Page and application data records
************

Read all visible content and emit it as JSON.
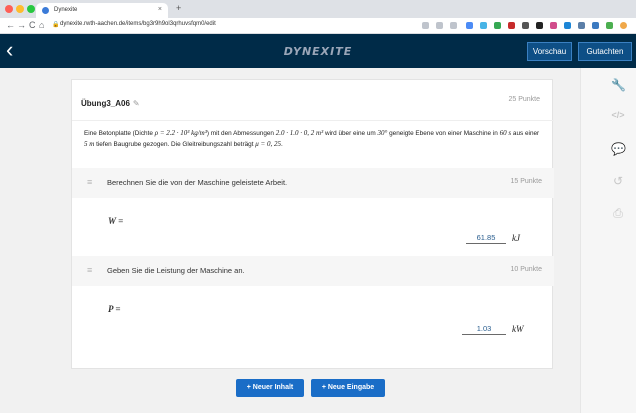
{
  "browser": {
    "tab_title": "Dynexite",
    "tab_close": "×",
    "new_tab": "+",
    "url": "dynexite.rwth-aachen.de/items/bg3r9h9ol3qrhuvsfqm0/edit",
    "nav": {
      "back": "←",
      "forward": "→",
      "reload": "C",
      "home": "⌂",
      "lock": "🔒"
    }
  },
  "header": {
    "back_glyph": "‹",
    "logo": "DYNEXITE",
    "preview_label": "Vorschau",
    "review_label": "Gutachten"
  },
  "item": {
    "title": "Übung3_A06",
    "edit_glyph": "✎",
    "points": "25 Punkte",
    "problem": {
      "p1": "Eine Betonplatte (Dichte ",
      "rho_eq": "ρ = 2.2 · 10³ kg/m³",
      "p2": ") mit den Abmessungen ",
      "dims": "2.0 · 1.0 · 0, 2 m³",
      "p3": " wird über eine um ",
      "angle": "30°",
      "p4": " geneigte Ebene von einer Maschine in ",
      "time": "60 s",
      "p5": " aus einer ",
      "depth": "5 m",
      "p6": " tiefen Baugrube gezogen. Die Gleitreibungszahl beträgt ",
      "mu": "μ = 0, 25",
      "p7": "."
    }
  },
  "subtasks": [
    {
      "handle": "≡",
      "text": "Berechnen Sie die von der Maschine geleistete Arbeit.",
      "points": "15 Punkte",
      "variable": "W =",
      "answer": "61.85",
      "unit": "kJ"
    },
    {
      "handle": "≡",
      "text": "Geben Sie die Leistung der Maschine an.",
      "points": "10 Punkte",
      "variable": "P =",
      "answer": "1.03",
      "unit": "kW"
    }
  ],
  "actions": {
    "new_content": "+ Neuer Inhalt",
    "new_input": "+ Neue Eingabe"
  },
  "rail": {
    "wrench": "🔧",
    "code": "</>",
    "chat": "💬",
    "history": "↺",
    "print": "⎙"
  },
  "colors": {
    "header_bg": "#002b48",
    "button_blue": "#1a6dc7",
    "answer_text": "#2a5e8f"
  }
}
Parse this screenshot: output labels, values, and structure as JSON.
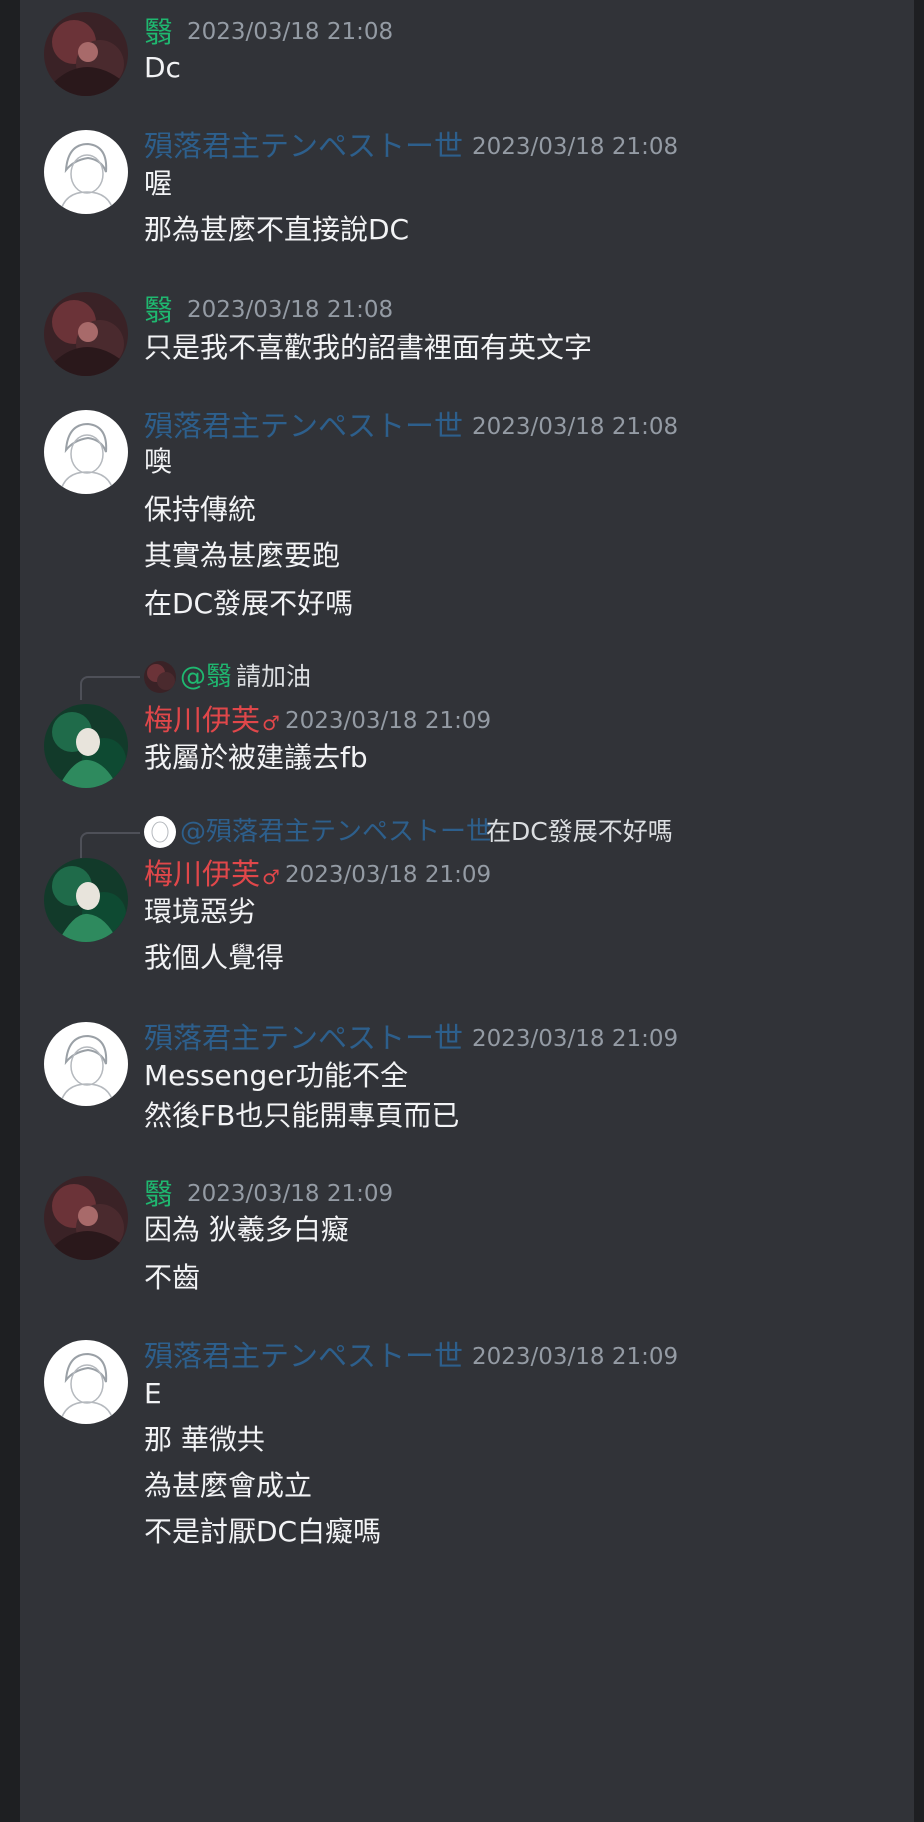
{
  "users": {
    "yi": {
      "name": "翳",
      "name_color": "#1fb870"
    },
    "tempest": {
      "name": "殞落君主テンペストー世",
      "name_color": "#2d5f8c"
    },
    "meichuan": {
      "name": "梅川伊芙",
      "badge": "♂",
      "name_color": "#e0474a"
    }
  },
  "messages": [
    {
      "author": "翳",
      "timestamp": "2023/03/18 21:08",
      "lines": [
        "Dc"
      ]
    },
    {
      "author": "殞落君主テンペストー世",
      "timestamp": "2023/03/18 21:08",
      "lines": [
        "喔",
        "那為甚麼不直接說DC"
      ]
    },
    {
      "author": "翳",
      "timestamp": "2023/03/18 21:08",
      "lines": [
        "只是我不喜歡我的詔書裡面有英文字"
      ]
    },
    {
      "author": "殞落君主テンペストー世",
      "timestamp": "2023/03/18 21:08",
      "lines": [
        "噢",
        "保持傳統",
        "其實為甚麼要跑",
        "在DC發展不好嗎"
      ]
    },
    {
      "reply_to": "@翳",
      "reply_text": "請加油",
      "author": "梅川伊芙",
      "timestamp": "2023/03/18 21:09",
      "lines": [
        "我屬於被建議去fb"
      ]
    },
    {
      "reply_to": "@殞落君主テンペストー世",
      "reply_text": "在DC發展不好嗎",
      "author": "梅川伊芙",
      "timestamp": "2023/03/18 21:09",
      "lines": [
        "環境惡劣",
        "我個人覺得"
      ]
    },
    {
      "author": "殞落君主テンペストー世",
      "timestamp": "2023/03/18 21:09",
      "lines": [
        "Messenger功能不全",
        "然後FB也只能開專頁而已"
      ]
    },
    {
      "author": "翳",
      "timestamp": "2023/03/18 21:09",
      "lines": [
        "因為 狄羲多白癡",
        "不齒"
      ]
    },
    {
      "author": "殞落君主テンペストー世",
      "timestamp": "2023/03/18 21:09",
      "lines": [
        "E",
        "那 華微共",
        "為甚麼會成立",
        "不是討厭DC白癡嗎"
      ]
    }
  ],
  "colors": {
    "background": "#313338",
    "frame": "#1e1f22",
    "timestamp": "#949ba4",
    "text": "#f2f3f5"
  }
}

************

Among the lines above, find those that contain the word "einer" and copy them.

      "p4": " geneigte Ebene von einer Maschine in ",
      "p5": " aus einer ",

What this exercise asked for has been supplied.